The Trouble with Transcendence: Is Defying the Gender Binary the New Racial Passing?

By Mallory Nicole Davis

In 2010, Thomas Araguz III, a Texas firefighter died on the job, leaving behind his two children and transgender wife, Nikki.[1] The couple was legally married because although the state of Texas only recognizes heterosexual marriages, the state will validate a transgender union if the trans partner’s identification documents dictate that s/he is the opposite legal sex of the spouse.[2] However, when Nikki sought survivor benefits after her husband’s unexpected death, Thomas’ family launched a case against Nikki, stating that Thomas did not know his wife was transgender. The suit argued that Nikki wrongfully deceived her husband, while lobbying for the nullification of their marriage and subsequently, Nikki’s request for spousal benefits. The case was complicated further by the prosecuting attorney’s interrogation of a deposition taken from Thomas in a separate court case—a battle over custody of his two sons with his ex-wife—in which he stated that he did not know that Nikki was transgender.[3] In response to the scrutinizing of her late husband’s statement, Nikki insisted that Thomas lied during his deposition and pretended to be unaware of her transgender status in order maintain custody of his two small children. Nikki stated, “At the time, Thomas and I thought it was in the best interest of our children to lie.
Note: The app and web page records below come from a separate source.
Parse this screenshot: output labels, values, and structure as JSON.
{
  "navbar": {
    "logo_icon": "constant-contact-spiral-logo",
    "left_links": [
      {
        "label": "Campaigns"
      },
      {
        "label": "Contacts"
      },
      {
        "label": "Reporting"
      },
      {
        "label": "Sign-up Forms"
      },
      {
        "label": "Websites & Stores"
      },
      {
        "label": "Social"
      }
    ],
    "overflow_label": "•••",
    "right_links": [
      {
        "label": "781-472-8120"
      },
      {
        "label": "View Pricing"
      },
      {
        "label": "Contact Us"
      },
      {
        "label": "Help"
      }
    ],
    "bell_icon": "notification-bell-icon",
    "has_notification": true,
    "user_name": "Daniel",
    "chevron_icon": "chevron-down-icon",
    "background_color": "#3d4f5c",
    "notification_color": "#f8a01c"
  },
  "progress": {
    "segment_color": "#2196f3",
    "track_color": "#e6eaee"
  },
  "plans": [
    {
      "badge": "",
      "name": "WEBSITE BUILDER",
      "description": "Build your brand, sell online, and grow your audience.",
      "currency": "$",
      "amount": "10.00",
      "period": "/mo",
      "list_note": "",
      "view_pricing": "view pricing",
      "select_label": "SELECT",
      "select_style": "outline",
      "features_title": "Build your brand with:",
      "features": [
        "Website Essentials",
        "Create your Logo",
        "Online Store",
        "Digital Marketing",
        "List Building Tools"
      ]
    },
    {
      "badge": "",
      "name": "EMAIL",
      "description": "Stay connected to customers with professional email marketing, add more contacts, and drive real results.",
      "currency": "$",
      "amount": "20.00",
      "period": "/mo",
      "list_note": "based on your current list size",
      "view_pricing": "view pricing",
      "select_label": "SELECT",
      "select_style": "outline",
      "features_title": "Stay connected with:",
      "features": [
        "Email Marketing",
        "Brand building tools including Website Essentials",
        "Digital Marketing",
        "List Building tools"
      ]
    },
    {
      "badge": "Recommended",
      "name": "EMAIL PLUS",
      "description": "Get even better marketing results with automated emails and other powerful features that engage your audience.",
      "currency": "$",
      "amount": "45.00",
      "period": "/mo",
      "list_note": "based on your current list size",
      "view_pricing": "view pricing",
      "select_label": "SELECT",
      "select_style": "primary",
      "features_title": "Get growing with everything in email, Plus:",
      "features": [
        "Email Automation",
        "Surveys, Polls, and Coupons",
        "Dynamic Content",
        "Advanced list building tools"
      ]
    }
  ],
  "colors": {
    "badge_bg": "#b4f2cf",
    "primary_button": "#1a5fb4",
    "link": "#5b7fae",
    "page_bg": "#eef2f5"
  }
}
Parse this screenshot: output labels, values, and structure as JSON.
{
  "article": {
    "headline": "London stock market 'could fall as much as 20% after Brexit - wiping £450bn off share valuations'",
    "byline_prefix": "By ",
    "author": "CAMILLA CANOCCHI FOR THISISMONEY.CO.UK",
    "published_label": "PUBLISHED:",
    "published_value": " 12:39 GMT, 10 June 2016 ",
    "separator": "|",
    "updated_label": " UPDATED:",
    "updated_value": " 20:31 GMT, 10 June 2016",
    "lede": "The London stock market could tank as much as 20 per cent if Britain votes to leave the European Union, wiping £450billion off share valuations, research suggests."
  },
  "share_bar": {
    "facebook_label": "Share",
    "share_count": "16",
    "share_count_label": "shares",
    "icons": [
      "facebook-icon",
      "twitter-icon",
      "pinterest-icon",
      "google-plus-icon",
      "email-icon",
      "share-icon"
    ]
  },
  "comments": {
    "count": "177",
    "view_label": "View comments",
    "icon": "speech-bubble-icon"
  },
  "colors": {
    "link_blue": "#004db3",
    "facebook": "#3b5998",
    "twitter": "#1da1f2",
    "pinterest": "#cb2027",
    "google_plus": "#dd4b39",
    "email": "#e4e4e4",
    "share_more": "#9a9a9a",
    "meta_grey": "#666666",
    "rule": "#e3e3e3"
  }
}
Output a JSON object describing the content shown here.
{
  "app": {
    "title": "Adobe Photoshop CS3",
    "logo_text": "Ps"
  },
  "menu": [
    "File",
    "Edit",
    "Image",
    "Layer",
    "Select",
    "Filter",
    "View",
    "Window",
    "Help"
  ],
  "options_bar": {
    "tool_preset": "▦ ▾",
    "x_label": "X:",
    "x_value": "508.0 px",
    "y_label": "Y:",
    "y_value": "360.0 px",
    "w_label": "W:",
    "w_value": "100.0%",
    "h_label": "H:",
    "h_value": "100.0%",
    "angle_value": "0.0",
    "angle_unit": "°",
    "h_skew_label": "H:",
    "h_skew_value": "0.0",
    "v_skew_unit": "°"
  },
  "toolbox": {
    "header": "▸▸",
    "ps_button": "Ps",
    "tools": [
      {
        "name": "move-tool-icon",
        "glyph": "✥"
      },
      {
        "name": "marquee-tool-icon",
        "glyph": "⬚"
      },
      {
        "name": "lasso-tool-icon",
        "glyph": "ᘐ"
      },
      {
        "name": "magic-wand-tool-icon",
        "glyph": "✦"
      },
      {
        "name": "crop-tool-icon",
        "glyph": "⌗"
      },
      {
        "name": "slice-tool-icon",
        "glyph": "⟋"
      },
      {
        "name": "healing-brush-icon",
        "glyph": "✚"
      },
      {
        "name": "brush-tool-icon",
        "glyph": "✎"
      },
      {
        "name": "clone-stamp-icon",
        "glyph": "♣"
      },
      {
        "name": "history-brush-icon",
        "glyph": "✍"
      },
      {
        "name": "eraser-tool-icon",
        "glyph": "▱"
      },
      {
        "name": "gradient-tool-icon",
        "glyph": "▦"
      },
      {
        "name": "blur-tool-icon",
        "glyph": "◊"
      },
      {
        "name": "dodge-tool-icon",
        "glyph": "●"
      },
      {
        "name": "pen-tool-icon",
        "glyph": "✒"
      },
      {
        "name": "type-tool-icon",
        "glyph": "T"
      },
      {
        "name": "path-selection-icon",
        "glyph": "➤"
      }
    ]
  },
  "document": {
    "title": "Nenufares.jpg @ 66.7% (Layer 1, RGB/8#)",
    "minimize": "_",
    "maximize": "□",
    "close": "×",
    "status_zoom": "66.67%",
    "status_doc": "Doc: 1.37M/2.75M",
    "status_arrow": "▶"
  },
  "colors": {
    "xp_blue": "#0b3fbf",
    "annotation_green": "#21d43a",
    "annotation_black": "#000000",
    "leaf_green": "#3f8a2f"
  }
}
They were the center of (our) lives”.[4] Whether Nikki neglected to disclose her trans identity to her husband or that the couple collectively decided to lie to the court during their custody case for the sake of their children, deception surrounding Nikki’s trans status is at the center of this legal case; and undoubtedly, her credibility will be diminished regardless of how the court decides.